Start of EXCERPTED RECORDS

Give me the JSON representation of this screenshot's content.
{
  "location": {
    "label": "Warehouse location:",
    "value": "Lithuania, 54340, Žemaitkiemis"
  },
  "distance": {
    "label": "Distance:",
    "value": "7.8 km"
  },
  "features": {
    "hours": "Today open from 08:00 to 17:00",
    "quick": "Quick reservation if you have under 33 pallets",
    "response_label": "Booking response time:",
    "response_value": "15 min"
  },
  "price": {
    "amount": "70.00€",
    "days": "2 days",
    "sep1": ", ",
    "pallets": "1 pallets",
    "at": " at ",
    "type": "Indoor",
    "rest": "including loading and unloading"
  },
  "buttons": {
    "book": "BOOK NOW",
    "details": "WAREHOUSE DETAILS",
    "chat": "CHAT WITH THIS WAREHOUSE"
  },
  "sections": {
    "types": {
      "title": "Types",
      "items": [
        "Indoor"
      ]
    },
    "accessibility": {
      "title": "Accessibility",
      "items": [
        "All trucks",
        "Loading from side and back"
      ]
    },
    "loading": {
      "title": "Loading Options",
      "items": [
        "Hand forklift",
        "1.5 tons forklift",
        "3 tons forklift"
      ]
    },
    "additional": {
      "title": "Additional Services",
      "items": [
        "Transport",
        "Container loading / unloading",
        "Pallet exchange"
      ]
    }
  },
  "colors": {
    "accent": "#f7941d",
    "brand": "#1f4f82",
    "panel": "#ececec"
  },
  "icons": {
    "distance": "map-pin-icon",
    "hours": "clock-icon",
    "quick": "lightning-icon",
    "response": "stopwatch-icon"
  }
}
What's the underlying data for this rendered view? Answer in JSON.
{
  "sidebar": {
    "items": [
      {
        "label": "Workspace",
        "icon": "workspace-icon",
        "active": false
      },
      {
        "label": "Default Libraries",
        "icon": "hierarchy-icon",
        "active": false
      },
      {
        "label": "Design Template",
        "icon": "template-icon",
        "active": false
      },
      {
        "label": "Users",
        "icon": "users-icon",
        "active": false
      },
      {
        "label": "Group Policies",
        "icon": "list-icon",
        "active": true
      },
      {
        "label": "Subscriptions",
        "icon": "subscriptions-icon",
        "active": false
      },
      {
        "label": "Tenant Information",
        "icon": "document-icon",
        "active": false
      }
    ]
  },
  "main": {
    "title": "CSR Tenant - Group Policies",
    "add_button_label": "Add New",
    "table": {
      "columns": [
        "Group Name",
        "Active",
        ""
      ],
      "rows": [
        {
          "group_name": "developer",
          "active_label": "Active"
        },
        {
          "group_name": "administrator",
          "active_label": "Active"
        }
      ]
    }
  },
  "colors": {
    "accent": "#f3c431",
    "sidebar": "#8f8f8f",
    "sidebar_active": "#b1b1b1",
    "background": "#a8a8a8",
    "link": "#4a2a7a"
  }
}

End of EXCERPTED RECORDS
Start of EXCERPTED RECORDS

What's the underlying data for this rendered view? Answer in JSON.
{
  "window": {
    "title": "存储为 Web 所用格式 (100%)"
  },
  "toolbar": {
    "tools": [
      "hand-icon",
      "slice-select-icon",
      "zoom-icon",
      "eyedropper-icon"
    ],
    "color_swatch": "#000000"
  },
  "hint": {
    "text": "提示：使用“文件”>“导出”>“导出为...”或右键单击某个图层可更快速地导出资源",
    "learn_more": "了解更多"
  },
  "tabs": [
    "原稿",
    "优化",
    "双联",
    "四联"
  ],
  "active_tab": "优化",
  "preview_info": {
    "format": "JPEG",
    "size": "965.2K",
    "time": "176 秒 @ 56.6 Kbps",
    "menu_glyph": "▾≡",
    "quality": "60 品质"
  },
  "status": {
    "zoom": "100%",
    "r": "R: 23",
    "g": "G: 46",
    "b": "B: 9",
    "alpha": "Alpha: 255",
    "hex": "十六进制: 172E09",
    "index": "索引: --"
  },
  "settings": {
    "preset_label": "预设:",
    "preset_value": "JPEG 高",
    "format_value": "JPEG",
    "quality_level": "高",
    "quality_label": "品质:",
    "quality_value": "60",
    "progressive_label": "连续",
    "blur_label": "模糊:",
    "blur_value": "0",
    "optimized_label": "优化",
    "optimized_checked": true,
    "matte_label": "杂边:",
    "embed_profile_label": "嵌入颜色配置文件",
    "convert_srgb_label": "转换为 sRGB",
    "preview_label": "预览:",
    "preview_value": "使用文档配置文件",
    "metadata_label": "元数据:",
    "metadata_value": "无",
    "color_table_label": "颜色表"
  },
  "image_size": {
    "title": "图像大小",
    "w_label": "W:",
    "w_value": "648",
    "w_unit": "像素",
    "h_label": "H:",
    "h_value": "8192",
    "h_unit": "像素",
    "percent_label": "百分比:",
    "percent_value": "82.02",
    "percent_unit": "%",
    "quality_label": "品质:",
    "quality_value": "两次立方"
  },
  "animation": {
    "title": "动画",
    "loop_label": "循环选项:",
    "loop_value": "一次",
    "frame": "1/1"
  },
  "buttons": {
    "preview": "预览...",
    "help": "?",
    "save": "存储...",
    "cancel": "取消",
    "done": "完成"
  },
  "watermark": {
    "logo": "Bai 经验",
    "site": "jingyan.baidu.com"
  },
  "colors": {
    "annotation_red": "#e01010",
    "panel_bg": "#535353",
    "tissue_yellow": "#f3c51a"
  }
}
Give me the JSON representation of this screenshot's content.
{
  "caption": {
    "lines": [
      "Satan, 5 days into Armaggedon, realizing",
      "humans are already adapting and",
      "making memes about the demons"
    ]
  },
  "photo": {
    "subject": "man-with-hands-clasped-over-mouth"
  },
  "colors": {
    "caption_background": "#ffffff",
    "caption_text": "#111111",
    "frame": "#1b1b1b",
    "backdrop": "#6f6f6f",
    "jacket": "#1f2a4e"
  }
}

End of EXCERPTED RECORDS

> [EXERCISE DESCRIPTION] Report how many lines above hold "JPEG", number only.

> [TASK OUTPUT] 3